Learning from our grant-making
We ask all grant-holders to report on the progress of their grants, so that we can both monitor how work is going practically and financially, and identify useful lessons. We want to celebrate grant-holders’ achievements, learn why things don’t go to plan, and pass on good practice to others.
Grant-holders’ sharing reflections on how their work has gone influences our future grant-making for the better.
How openly grant-holders report to us is an important factor when it comes to determining future applications from those organisations.
Our Reporting System
In January 2013 we changed the way we asked new grant-holders to report to us, moving from a "one size fits all" system to one which reflects the size of the grant, resources of the grant-holder, what we want to learn from the grant and the use we'll make of that learning.
- For most grants we ask for a standard short and focused report on an annual basis – no more than four sides of A4 paper, using this form.
- For a smaller number of grants, which might be larger or more complex, we want to learn more about their progress. This might be in writing, or in a meeting or visit. Your Grants Manager will confirm what’s required in the grant offer – here is some general guidance.
All grants made before January 2013 will continue to report as requested in the original grant offer letter.
Guidance and a suggested report structure for these grants can be found here.
To help grant-holders and the Foundation to focus on what could be achieved with our funding we now ask applicants to identify, in their second stage application, up to three key outcomes they aim to bring about, or make progress towards, by the end of the grant.
We are flexible about how grant-holders define “outcomes” – they might be changes in policy or practice, differences to people's lives, or successful delivery of programmes or interventions.
We want applicants to think about how they will monitor progress towards these outcomes and ensure the work remains on track. What information, for example, will they need to collect?

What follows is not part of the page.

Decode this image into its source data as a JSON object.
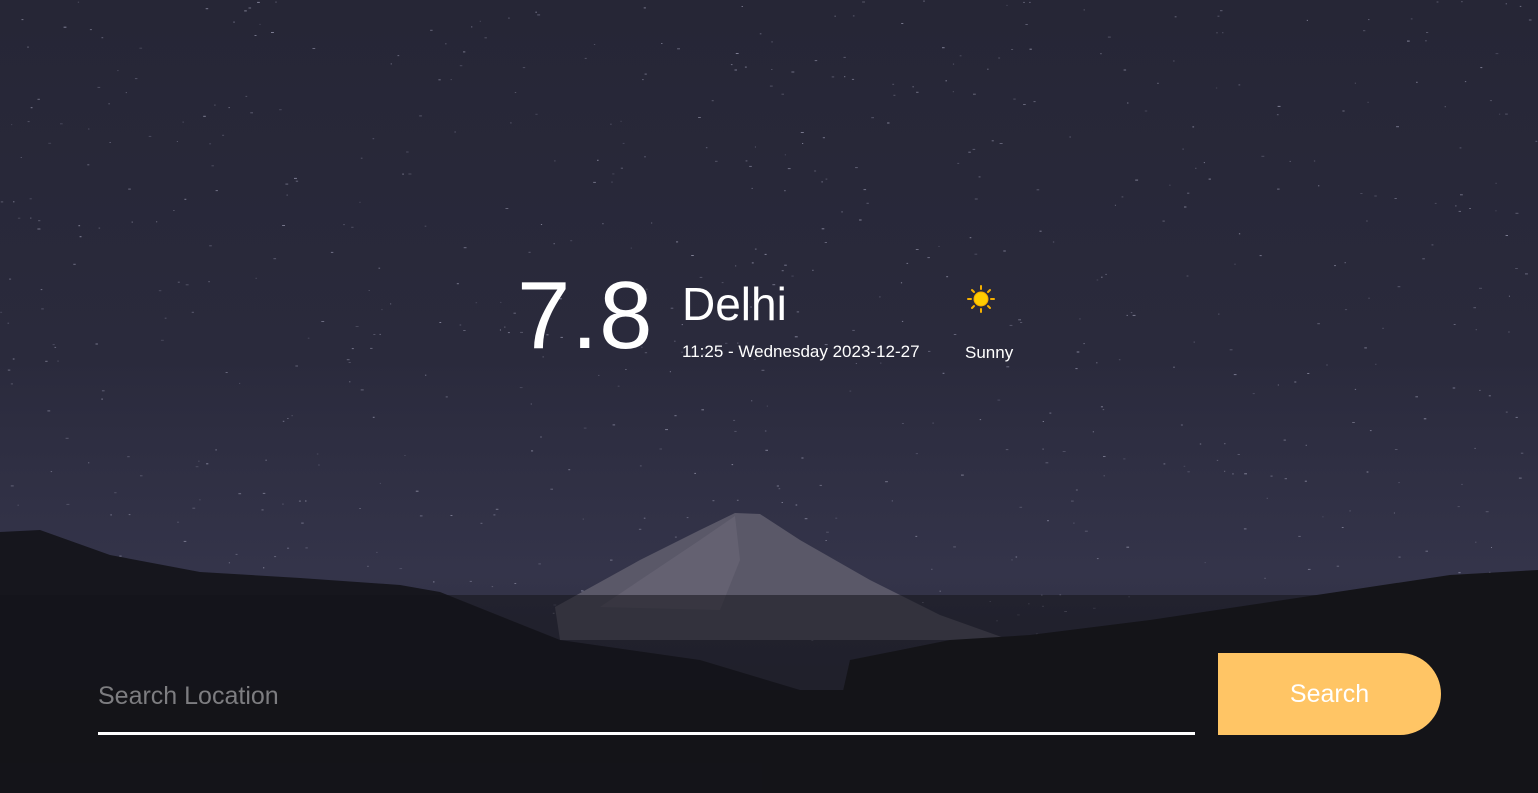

If a grant is awarded we will use these key outcomes as the basis for their progress reports to us and as the framework for both of us to draw lessons from what happens.